I'm sorry to hear that, because I'm going to be with him.
He was an imperfect man, my husband and in so many ways that could hurt.
But he never destroyed- only built and gave life.
For he knew that what he brought was a changing way- a revolution of its own that said "You are a free man no one- not railroad, norJordan nor Thomas Barkley- can own.
" And he knew it was something you won only with courage, pride and leadership.
That's what he tried to instill in his sons.
If you hadn't ridden away tonight, you would have seen that he accomplished it.
It's not a battle that can be won in a day a year, or even 10.
And then one day he made a terrible, wretched mistake.
He died before anyone really understood.
And so, if you were my son, I would say to you, "Be proud" because any son of my husband has a right to be proud.
Live as he would live, fight as he would fight and no one- no one can deny you his birthright.
That's what I would say to you if you were my son.
I tried to run for cover but these claws were ripping right into my back, and the teeth were hitting my neck.
- I've been up against some cats before- - How'd you get out? Her husband came home.
What time is it? - Ten minutes to 8:00.
- Oh.
Nettie! Where are the kids? In the cellar.
Get with them.
That's far enough, Harry.
"At 8:00 a.
, by order of the governor of the state of California"- We know what it says, Harry.
"and the power vested in me as sheriff of this county"- We know what it says.
Frank, these people have been empowered as agents of the Coastal and Western to take possession of your property.

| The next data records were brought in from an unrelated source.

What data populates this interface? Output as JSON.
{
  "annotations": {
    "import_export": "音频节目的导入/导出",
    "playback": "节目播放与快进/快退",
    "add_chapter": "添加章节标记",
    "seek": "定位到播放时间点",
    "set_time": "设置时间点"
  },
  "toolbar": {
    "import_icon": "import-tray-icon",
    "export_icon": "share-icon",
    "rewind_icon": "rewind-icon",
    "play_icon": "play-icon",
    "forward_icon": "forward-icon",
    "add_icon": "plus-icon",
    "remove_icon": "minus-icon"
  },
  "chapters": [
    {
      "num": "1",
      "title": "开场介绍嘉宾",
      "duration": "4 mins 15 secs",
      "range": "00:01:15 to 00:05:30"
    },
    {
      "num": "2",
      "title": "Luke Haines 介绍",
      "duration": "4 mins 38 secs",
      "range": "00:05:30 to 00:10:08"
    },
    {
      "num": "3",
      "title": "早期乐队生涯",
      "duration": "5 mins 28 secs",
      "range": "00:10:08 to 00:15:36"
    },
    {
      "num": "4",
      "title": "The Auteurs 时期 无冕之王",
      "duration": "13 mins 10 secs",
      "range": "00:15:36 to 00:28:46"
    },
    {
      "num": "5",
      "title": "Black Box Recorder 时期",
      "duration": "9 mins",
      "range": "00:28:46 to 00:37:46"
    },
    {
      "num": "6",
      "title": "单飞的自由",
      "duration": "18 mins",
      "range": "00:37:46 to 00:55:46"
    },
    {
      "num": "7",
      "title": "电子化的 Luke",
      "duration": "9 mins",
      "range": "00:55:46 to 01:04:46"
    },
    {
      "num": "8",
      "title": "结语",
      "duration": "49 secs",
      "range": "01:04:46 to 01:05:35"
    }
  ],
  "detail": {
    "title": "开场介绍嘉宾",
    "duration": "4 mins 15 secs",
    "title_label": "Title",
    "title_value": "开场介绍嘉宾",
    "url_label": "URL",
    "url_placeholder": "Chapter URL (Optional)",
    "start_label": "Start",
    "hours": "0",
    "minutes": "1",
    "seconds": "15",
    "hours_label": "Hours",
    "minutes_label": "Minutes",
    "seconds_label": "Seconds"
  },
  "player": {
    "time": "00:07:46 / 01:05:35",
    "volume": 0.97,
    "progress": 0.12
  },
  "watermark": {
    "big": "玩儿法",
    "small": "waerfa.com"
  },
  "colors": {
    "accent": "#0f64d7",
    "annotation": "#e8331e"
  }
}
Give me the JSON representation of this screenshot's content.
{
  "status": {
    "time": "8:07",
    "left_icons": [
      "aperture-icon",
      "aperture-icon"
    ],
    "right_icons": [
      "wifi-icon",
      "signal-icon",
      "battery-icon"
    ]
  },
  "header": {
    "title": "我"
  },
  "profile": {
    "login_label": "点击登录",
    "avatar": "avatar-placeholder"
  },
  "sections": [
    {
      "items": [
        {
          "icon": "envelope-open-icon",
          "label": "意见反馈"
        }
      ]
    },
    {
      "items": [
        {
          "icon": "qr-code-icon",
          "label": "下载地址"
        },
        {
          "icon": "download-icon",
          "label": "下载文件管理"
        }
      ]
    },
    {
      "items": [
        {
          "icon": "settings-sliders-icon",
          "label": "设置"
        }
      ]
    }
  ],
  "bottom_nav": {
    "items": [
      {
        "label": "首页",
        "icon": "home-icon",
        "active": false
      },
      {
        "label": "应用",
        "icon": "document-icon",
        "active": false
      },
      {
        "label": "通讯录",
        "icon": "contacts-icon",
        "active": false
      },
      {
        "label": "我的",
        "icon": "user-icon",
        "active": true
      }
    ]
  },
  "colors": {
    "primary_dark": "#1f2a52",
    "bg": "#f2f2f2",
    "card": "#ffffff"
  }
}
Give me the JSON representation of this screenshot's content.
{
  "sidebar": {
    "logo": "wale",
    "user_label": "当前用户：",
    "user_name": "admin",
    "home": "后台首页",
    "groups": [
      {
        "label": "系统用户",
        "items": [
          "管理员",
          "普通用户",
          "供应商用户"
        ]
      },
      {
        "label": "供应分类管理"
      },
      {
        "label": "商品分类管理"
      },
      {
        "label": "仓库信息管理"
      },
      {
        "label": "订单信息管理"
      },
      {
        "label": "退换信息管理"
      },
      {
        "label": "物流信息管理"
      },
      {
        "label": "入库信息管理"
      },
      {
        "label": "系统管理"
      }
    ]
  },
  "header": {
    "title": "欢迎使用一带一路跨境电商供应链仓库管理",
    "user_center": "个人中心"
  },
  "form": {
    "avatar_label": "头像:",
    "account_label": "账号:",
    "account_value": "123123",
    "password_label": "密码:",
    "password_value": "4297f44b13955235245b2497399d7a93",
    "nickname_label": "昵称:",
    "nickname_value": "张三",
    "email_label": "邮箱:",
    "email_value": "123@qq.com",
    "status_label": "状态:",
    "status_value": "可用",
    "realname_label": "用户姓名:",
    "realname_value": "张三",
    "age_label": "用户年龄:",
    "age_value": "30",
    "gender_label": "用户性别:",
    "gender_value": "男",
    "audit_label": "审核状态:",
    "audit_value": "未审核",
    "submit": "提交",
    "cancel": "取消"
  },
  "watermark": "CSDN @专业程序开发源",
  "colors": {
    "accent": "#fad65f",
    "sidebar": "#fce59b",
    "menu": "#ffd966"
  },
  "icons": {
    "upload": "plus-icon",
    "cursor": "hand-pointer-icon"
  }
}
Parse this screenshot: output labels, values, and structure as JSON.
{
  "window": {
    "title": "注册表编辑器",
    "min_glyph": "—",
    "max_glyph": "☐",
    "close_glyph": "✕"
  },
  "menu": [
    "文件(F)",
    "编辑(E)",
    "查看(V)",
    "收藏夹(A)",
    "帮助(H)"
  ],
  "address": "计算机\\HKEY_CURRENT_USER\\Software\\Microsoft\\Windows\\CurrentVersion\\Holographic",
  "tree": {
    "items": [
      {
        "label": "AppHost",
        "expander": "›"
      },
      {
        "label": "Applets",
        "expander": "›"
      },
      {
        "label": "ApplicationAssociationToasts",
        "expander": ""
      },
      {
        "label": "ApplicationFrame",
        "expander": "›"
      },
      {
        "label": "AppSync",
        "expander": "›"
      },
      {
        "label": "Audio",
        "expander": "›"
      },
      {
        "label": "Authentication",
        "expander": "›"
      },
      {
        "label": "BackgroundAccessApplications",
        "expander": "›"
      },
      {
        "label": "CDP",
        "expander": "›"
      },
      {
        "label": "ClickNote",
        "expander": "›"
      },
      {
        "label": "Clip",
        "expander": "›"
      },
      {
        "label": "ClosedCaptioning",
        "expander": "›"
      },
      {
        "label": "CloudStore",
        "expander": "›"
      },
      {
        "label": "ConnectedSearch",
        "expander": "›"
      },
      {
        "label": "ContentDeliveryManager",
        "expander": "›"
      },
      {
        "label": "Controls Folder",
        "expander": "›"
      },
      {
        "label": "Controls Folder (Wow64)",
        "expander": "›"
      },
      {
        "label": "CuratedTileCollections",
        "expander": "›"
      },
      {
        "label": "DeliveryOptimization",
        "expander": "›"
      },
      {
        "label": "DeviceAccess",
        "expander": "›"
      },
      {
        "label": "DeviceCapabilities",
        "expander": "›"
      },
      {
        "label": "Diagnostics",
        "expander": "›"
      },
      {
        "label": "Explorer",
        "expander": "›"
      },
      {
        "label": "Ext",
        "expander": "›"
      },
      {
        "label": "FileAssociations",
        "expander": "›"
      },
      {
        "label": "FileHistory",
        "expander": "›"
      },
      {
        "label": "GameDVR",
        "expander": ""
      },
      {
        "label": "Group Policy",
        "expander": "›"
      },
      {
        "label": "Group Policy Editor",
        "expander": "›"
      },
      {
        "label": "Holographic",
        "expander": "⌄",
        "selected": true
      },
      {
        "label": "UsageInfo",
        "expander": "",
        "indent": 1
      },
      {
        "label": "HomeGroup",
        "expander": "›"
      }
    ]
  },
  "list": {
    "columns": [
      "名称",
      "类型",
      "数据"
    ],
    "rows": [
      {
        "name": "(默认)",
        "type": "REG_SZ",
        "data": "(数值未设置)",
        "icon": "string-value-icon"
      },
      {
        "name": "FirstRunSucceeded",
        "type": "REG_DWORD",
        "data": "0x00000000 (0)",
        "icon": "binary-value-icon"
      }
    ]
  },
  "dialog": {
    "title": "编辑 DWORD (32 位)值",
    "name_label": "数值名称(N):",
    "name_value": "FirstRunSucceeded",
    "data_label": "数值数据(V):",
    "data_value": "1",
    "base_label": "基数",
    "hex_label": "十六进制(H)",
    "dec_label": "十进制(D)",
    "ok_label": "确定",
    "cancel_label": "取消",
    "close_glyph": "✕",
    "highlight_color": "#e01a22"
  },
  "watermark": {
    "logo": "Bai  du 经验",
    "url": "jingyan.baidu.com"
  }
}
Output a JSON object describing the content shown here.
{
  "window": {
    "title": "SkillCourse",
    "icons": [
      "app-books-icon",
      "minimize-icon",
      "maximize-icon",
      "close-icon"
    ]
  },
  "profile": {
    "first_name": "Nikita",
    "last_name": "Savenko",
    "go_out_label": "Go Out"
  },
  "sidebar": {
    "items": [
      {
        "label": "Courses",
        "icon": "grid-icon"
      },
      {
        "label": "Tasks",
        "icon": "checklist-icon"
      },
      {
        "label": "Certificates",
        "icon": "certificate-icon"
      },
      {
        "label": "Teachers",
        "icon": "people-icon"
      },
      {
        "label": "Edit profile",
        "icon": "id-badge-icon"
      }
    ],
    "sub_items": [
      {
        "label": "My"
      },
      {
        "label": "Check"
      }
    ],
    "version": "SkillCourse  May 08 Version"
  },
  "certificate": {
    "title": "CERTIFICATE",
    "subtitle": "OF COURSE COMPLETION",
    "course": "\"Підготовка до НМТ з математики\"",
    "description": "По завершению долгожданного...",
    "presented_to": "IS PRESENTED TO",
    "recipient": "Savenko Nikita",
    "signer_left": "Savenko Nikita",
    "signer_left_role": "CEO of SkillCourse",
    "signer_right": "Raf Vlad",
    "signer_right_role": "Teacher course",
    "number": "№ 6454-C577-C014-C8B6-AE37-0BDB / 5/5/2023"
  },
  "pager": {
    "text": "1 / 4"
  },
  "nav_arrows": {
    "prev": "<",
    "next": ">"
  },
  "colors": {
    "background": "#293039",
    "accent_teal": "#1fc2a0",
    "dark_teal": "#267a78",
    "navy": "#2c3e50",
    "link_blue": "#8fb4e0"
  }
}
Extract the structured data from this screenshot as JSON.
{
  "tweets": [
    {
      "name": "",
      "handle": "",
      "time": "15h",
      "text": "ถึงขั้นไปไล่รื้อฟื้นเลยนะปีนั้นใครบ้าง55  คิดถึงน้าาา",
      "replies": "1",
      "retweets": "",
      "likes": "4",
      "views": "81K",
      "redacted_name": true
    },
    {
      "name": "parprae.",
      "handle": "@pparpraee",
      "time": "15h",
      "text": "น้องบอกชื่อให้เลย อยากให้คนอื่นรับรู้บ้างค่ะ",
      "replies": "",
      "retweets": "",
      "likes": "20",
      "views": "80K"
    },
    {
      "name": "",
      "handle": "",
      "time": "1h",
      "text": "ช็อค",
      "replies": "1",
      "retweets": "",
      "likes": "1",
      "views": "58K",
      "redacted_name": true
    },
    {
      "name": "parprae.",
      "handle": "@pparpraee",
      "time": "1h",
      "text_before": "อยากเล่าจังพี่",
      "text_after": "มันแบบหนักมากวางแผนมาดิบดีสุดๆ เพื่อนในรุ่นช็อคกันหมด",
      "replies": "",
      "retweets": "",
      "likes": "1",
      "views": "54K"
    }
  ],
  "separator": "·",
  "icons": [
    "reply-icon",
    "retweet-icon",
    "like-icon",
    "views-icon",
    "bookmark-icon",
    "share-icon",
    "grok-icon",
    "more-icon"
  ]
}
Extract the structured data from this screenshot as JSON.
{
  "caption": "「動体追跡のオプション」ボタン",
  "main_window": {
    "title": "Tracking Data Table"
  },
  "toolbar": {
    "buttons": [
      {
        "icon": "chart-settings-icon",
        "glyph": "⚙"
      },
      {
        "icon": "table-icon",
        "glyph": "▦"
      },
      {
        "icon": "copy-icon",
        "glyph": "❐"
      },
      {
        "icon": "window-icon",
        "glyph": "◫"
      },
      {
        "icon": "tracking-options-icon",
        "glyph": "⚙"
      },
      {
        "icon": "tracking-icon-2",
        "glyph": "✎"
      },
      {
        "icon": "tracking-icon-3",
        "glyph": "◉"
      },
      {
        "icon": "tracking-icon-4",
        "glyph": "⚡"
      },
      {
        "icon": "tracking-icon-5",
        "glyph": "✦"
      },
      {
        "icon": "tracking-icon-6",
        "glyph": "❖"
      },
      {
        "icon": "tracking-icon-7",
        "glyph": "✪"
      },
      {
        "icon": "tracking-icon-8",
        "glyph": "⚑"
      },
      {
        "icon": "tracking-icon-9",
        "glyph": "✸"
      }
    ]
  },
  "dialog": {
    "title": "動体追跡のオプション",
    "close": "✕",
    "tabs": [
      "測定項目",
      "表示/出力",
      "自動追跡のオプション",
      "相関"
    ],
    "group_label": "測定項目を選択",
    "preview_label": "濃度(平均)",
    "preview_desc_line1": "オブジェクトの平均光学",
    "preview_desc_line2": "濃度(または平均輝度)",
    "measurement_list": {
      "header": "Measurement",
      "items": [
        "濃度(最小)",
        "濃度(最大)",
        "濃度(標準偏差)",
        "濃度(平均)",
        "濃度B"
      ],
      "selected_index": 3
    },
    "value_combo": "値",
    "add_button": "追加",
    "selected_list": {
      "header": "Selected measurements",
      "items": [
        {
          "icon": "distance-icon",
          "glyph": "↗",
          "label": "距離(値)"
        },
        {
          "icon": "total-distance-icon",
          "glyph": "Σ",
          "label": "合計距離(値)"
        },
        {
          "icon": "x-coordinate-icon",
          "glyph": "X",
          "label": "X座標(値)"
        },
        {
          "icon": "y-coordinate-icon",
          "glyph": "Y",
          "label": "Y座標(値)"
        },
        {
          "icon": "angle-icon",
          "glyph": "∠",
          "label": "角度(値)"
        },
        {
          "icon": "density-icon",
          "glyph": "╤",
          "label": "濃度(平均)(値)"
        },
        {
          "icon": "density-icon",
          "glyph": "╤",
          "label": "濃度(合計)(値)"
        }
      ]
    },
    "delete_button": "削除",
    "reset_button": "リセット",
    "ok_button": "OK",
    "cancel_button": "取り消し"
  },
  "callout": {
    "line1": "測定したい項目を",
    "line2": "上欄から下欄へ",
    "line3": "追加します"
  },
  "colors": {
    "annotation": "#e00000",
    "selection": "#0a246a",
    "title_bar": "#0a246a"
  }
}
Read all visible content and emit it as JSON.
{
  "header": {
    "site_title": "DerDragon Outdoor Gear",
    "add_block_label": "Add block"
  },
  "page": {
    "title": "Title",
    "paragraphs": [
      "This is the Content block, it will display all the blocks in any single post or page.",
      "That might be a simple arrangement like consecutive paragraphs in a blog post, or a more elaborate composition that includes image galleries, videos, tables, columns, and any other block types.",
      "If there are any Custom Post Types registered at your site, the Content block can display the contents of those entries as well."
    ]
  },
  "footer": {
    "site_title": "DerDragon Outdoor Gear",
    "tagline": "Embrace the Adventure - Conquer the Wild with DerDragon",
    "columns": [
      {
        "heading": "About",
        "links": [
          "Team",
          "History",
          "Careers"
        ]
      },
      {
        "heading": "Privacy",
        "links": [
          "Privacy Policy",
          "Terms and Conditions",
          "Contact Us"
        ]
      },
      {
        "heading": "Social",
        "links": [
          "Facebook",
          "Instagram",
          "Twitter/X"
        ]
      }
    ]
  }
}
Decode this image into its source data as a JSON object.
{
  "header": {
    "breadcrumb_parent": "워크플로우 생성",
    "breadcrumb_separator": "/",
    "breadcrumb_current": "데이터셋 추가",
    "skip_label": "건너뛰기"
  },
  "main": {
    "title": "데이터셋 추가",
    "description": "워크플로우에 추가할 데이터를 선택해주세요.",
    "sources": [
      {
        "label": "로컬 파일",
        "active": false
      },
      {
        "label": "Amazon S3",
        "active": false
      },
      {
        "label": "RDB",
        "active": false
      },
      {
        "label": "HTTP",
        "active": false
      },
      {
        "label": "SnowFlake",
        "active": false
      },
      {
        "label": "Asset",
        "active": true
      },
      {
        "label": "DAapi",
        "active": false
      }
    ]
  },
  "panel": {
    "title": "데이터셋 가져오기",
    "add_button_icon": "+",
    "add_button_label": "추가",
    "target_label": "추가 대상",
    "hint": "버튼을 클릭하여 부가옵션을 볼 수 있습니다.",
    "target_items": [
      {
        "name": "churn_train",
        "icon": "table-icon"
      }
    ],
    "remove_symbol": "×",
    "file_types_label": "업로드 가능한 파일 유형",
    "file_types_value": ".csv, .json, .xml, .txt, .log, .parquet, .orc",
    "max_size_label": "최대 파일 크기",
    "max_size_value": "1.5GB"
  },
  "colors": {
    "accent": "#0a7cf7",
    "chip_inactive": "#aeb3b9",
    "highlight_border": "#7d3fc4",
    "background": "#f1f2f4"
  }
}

- I'll be dead first.
- Now, Frank, you listen.
All of you, listen.
These men have been duly sworn and deputized and every one with the right to do as they see fit if they're defied.
Frank, you've got families.
Now that must mean something.
You think of your people.
In the name of God, Jarrod.
! You have no way.
Jarrod, tell 'em.
- Get out of this, Harry.
- You men are asking to be killed.
You're fighting for something you haven't a chance of winning.
The courthouse opens at 9:00.
Will you wait? - Good morning, Mother.
- Morning, dear.
Good morning, Mother.
- Good morning, Ma.
- Eugene.
- Good morning, Mother.
- Good morning.
Good morning, Nick.
I was under the impression, Nicholas, that food is not eaten until grace.
- Bless these- - Further, that such is not spoken until the entire family has assembled.
Well, now that does raise a point.
None that was not discussed quite thoroughly and well into last night, as I recall.
Wait a minute.
That story of his- Do you really want it taken apart? - I'll get him.
- Sit down.
! Nicholas, please, your voice.
I can take that story of his apart piece by piece.
Tell 'em.
- Well- - Just what I said.
- Silas, we seem to be shy of linen.
Would you, please? - Yes, ma'am.
Just like that, we pick up a brother.
Is that what you're trying to tell me? Not quite just like that.
Well, if that boy's a Barkley, he has a job to learn and I'm gonna make sure he knows what it is.
That little war at Sample's farm- That wasn't a war.
That was a pea shoot compared to what Crown can pull off down here.
And I'll tell you something.
I'll give Crown just six weeks to nurse his wounds.
That's a billion-dollar haul he can make out there and he's not gonna blow it over 20 dead men.
And the rest of it- water to bring down out of the hills and I can think of a few that would like to stop that.
This valley is gold and every son of a jackal's gonna put his filthy mitts in it and try to grab it.
Hoodlums pouring out of Frisco like locusts.
And out of the gold fields- red-eyed, washed-out losers hot to tear the world apart for their luck.
And crops and lumber and feed and transportation and roads to keep open- And let's make one thing very clear.
This is a working ranch and he pulls his weight.
And that means up in the morning, every morning with the rest of the crowd at 5:00, and sweat! Just let him come to me just one time with a dry shirt on his back.
I was fixin' a fence, and I had a patch of mesquite to clear that's just beggin' for fire.
And that bridge has got to be fixed before my Modoc breaks a leg - which I don't cotton to happen.
- Where the devil you been? We start with the bridge or the mesquite.
Take your choice.
Oh, heavenly Father we thank thee for thy blessings for the food on this table and for thy boundless love.